WORK TO COMPLETE ▸ Type every record exactly as it appears.

---- DATASET

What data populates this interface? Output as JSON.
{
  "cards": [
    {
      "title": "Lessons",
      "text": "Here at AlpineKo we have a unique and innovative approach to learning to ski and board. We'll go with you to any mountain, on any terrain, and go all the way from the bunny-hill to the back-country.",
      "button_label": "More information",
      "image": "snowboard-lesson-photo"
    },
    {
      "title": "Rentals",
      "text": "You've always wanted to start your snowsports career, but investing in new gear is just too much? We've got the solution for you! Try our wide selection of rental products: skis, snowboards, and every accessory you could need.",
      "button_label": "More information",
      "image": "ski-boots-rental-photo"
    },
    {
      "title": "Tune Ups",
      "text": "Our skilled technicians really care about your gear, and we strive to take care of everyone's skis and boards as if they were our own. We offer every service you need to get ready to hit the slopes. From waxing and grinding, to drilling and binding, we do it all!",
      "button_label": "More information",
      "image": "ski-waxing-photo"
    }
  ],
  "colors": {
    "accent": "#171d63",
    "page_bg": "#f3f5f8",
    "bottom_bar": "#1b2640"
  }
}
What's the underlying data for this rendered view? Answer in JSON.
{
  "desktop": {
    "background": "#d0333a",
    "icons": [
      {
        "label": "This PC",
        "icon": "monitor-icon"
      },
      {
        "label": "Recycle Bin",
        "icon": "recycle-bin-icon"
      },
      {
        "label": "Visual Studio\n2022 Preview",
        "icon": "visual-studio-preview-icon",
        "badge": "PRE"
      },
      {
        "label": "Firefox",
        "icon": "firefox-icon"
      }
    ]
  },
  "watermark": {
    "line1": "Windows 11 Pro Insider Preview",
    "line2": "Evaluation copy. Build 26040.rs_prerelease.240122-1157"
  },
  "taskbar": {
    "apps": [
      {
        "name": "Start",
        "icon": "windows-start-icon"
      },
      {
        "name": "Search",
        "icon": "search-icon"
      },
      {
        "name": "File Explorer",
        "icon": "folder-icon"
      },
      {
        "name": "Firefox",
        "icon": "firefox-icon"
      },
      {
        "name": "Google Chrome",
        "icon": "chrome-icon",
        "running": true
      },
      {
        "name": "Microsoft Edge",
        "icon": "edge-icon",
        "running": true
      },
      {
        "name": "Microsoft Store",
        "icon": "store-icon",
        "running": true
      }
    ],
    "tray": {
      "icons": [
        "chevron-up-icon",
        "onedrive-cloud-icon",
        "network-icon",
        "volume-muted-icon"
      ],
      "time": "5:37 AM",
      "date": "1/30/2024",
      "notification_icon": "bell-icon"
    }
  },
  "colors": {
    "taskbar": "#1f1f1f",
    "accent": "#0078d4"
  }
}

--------

TASK SOLUTION ▸
What data populates this interface? Output as JSON.
{
  "cards": [
    {
      "title": "Lessons",
      "text": "Here at AlpineKo we have a unique and innovative approach to learning to ski and board. We'll go with you to any mountain, on any terrain, and go all the way from the bunny-hill to the back-country.",
      "button_label": "More information",
      "image": "snowboard-lesson-photo"
    },
    {
      "title": "Rentals",
      "text": "You've always wanted to start your snowsports career, but investing in new gear is just too much? We've got the solution for you! Try our wide selection of rental products: skis, snowboards, and every accessory you could need.",
      "button_label": "More information",
      "image": "ski-boots-rental-photo"
    },
    {
      "title": "Tune Ups",
      "text": "Our skilled technicians really care about your gear, and we strive to take care of everyone's skis and boards as if they were our own. We offer every service you need to get ready to hit the slopes. From waxing and grinding, to drilling and binding, we do it all!",
      "button_label": "More information",
      "image": "ski-waxing-photo"
    }
  ],
  "colors": {
    "accent": "#171d63",
    "page_bg": "#f3f5f8",
    "bottom_bar": "#1b2640"
  }
}
What's the underlying data for this rendered view? Answer in JSON.
{
  "desktop": {
    "background": "#d0333a",
    "icons": [
      {
        "label": "This PC",
        "icon": "monitor-icon"
      },
      {
        "label": "Recycle Bin",
        "icon": "recycle-bin-icon"
      },
      {
        "label": "Visual Studio\n2022 Preview",
        "icon": "visual-studio-preview-icon",
        "badge": "PRE"
      },
      {
        "label": "Firefox",
        "icon": "firefox-icon"
      }
    ]
  },
  "watermark": {
    "line1": "Windows 11 Pro Insider Preview",
    "line2": "Evaluation copy. Build 26040.rs_prerelease.240122-1157"
  },
  "taskbar": {
    "apps": [
      {
        "name": "Start",
        "icon": "windows-start-icon"
      },
      {
        "name": "Search",
        "icon": "search-icon"
      },
      {
        "name": "File Explorer",
        "icon": "folder-icon"
      },
      {
        "name": "Firefox",
        "icon": "firefox-icon"
      },
      {
        "name": "Google Chrome",
        "icon": "chrome-icon",
        "running": true
      },
      {
        "name": "Microsoft Edge",
        "icon": "edge-icon",
        "running": true
      },
      {
        "name": "Microsoft Store",
        "icon": "store-icon",
        "running": true
      }
    ],
    "tray": {
      "icons": [
        "chevron-up-icon",
        "onedrive-cloud-icon",
        "network-icon",
        "volume-muted-icon"
      ],
      "time": "5:37 AM",
      "date": "1/30/2024",
      "notification_icon": "bell-icon"
    }
  },
  "colors": {
    "taskbar": "#1f1f1f",
    "accent": "#0078d4"
  }
}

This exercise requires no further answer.